Return the listing beneath precisely, with every line intact.

[Data under study]:
▶

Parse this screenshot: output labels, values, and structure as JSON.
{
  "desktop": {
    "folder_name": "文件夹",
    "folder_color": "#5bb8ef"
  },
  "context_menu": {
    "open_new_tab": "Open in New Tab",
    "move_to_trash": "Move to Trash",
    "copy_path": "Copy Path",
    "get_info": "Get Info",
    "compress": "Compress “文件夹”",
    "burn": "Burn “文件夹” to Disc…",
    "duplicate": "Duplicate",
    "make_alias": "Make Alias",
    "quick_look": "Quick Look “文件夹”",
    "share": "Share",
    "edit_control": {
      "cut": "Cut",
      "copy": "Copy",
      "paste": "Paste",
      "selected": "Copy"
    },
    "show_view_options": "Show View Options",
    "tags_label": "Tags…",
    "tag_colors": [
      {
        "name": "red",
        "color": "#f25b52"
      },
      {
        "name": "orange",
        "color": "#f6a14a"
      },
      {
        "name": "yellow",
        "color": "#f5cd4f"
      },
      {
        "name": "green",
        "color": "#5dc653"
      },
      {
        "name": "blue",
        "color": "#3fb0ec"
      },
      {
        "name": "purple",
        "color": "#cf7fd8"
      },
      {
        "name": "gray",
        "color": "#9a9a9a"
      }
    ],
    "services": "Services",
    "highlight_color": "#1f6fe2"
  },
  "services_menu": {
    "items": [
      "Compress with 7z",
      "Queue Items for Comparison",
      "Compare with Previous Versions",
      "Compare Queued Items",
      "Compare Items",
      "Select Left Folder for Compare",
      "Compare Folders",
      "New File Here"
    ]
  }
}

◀

[Completed exercise]:
Parse this screenshot: output labels, values, and structure as JSON.
{
  "desktop": {
    "folder_name": "文件夹",
    "folder_color": "#5bb8ef"
  },
  "context_menu": {
    "open_new_tab": "Open in New Tab",
    "move_to_trash": "Move to Trash",
    "copy_path": "Copy Path",
    "get_info": "Get Info",
    "compress": "Compress “文件夹”",
    "burn": "Burn “文件夹” to Disc…",
    "duplicate": "Duplicate",
    "make_alias": "Make Alias",
    "quick_look": "Quick Look “文件夹”",
    "share": "Share",
    "edit_control": {
      "cut": "Cut",
      "copy": "Copy",
      "paste": "Paste",
      "selected": "Copy"
    },
    "show_view_options": "Show View Options",
    "tags_label": "Tags…",
    "tag_colors": [
      {
        "name": "red",
        "color": "#f25b52"
      },
      {
        "name": "orange",
        "color": "#f6a14a"
      },
      {
        "name": "yellow",
        "color": "#f5cd4f"
      },
      {
        "name": "green",
        "color": "#5dc653"
      },
      {
        "name": "blue",
        "color": "#3fb0ec"
      },
      {
        "name": "purple",
        "color": "#cf7fd8"
      },
      {
        "name": "gray",
        "color": "#9a9a9a"
      }
    ],
    "services": "Services",
    "highlight_color": "#1f6fe2"
  },
  "services_menu": {
    "items": [
      "Compress with 7z",
      "Queue Items for Comparison",
      "Compare with Previous Versions",
      "Compare Queued Items",
      "Compare Items",
      "Select Left Folder for Compare",
      "Compare Folders",
      "New File Here"
    ]
  }
}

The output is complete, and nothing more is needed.